Multimedia work produced by students can include:

  • social media posts
  • blogs
  • timelines
  • maps
  • re-enactments
  • audiovisual recordings
  • online exhibitions
  • a website, or combination of these.

Educational benefits for your students

The internet is changing the way we communicate.

A 2016 advertisement for internships at The Spectator magazine discounted qualifications and CVs and instead put digital media capabilities front and centre:

“If you write well but can’t edit an audio file or make short video (or work out how to) then this internship is probably not for you.”

As web users, we are increasingly writing the web ourselves in a range of digital media.

Students encounter the resulting abundance of open-licensed or embeddable material on Wikimedia Commons, YouTube, Freesound, Flickr and other hosts.

Accordingly, educators are rethinking assessment tasks to incorporate synthesis and curation as well as writing and tests.

Assessment criteria developed for print media may also need a rethink to recognise essential differences between print and other media, including the non-verbal claims multimedia work makes on its readers. 

How to organise multimedia assessment 

  1. Based on the learning outcomes you want to observe in your students, decide on the type of multimedia assessment, for example: 
  • A small website or collection of pages would require students to source or author different elements and relate them to each other.
  • A video would require them to communicate a visual narrative.
  • Social media such as timelines, tweets would require different voices.
  1. Make the case about the benefits of the task to students and provide a forum for discussion early on. This is important because students who have succeeded so far on the strength of their essays and tests may find it unnerving to depart from these forms.
  2. Decide together what aspects of the multimedia output would demonstrate the attainment of the core learning outcomes to be assessed.
  3. Create assessment criteria based on the areas you agree are of central importance.
  4. Provide clear guidelines about what you expect students to produce. For example, how long should it take a marker to look at? If there is a range of possible interpretations of the task, provide a range of examples.
  5. To promote equal opportunities, consider setting constraints such as a common platform, toolset or medium, or requiring students to include certain elements. Again, discuss the reasons with students. Assume that a minority of students will struggle to access technologies. Group work can help with access and skills sharing, though you may need to consider how much or little you want to structure the division of labour. Or you could offer an equivalent alternative assessment e.g. a storyboard with commentary instead of a video.
  6. Support students to master multimedia production by providing guidance and opportunities for practice or drafting.
  7. Offer feedback on ideas and draft work; this will also give you an opportunity to adjust the assessment criteria or change the way you communicate them.
  8. Encourage students to engage with intellectual property issues by asking them to decide whether to make their work available internally, publicly, open, or private. The first three states would provide examples for reference by the next cohort.

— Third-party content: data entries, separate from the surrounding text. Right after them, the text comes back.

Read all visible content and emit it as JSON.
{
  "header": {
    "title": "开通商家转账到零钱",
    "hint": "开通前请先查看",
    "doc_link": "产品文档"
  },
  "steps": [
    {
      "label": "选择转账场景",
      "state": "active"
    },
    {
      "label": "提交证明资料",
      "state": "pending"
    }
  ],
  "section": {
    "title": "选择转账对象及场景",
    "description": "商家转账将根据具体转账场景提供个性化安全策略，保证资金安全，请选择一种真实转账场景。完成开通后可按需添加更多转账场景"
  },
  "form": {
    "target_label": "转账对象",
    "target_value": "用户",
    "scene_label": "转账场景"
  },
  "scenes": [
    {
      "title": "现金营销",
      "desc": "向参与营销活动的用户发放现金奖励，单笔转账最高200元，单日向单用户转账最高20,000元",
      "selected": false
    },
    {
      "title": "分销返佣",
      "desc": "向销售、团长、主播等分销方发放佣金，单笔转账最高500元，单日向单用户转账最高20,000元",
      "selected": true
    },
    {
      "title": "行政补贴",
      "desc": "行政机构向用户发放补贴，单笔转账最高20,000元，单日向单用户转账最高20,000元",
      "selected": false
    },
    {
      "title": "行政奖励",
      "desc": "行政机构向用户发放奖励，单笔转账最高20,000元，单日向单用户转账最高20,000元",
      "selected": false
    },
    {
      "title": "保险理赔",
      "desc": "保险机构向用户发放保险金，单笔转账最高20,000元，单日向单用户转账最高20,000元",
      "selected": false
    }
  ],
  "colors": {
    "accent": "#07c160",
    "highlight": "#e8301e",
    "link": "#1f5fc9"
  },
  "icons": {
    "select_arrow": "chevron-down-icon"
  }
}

Resources

 


This guide has been produced by the UCL Arena Centre for Research-based Education. You are welcome to use this guide if you are from another educational facility, but you must credit the UCL Arena Centre.